● **What the task requires**
Can you print every record below exactly as written?

[App and web page records]
____

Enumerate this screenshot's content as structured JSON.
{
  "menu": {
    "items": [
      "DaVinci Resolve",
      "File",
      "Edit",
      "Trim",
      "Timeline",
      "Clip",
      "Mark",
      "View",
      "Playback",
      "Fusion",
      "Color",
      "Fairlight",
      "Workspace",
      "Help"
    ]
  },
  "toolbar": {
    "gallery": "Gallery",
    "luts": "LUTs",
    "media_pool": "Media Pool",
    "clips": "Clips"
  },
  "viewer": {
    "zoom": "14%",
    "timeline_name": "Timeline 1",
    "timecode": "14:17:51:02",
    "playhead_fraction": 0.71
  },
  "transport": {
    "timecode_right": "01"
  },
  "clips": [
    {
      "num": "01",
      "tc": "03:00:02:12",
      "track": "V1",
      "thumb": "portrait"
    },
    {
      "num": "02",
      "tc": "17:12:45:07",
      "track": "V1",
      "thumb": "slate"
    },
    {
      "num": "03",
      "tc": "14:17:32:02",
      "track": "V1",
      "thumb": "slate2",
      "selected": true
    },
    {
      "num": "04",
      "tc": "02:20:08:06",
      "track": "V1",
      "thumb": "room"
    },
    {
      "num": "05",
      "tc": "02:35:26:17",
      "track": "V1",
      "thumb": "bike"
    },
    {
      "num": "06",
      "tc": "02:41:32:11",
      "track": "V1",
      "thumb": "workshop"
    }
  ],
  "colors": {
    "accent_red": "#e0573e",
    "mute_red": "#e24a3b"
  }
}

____

● **Written solution**
Enumerate this screenshot's content as structured JSON.
{
  "menu": {
    "items": [
      "DaVinci Resolve",
      "File",
      "Edit",
      "Trim",
      "Timeline",
      "Clip",
      "Mark",
      "View",
      "Playback",
      "Fusion",
      "Color",
      "Fairlight",
      "Workspace",
      "Help"
    ]
  },
  "toolbar": {
    "gallery": "Gallery",
    "luts": "LUTs",
    "media_pool": "Media Pool",
    "clips": "Clips"
  },
  "viewer": {
    "zoom": "14%",
    "timeline_name": "Timeline 1",
    "timecode": "14:17:51:02",
    "playhead_fraction": 0.71
  },
  "transport": {
    "timecode_right": "01"
  },
  "clips": [
    {
      "num": "01",
      "tc": "03:00:02:12",
      "track": "V1",
      "thumb": "portrait"
    },
    {
      "num": "02",
      "tc": "17:12:45:07",
      "track": "V1",
      "thumb": "slate"
    },
    {
      "num": "03",
      "tc": "14:17:32:02",
      "track": "V1",
      "thumb": "slate2",
      "selected": true
    },
    {
      "num": "04",
      "tc": "02:20:08:06",
      "track": "V1",
      "thumb": "room"
    },
    {
      "num": "05",
      "tc": "02:35:26:17",
      "track": "V1",
      "thumb": "bike"
    },
    {
      "num": "06",
      "tc": "02:41:32:11",
      "track": "V1",
      "thumb": "workshop"
    }
  ],
  "colors": {
    "accent_red": "#e0573e",
    "mute_red": "#e24a3b"
  }
}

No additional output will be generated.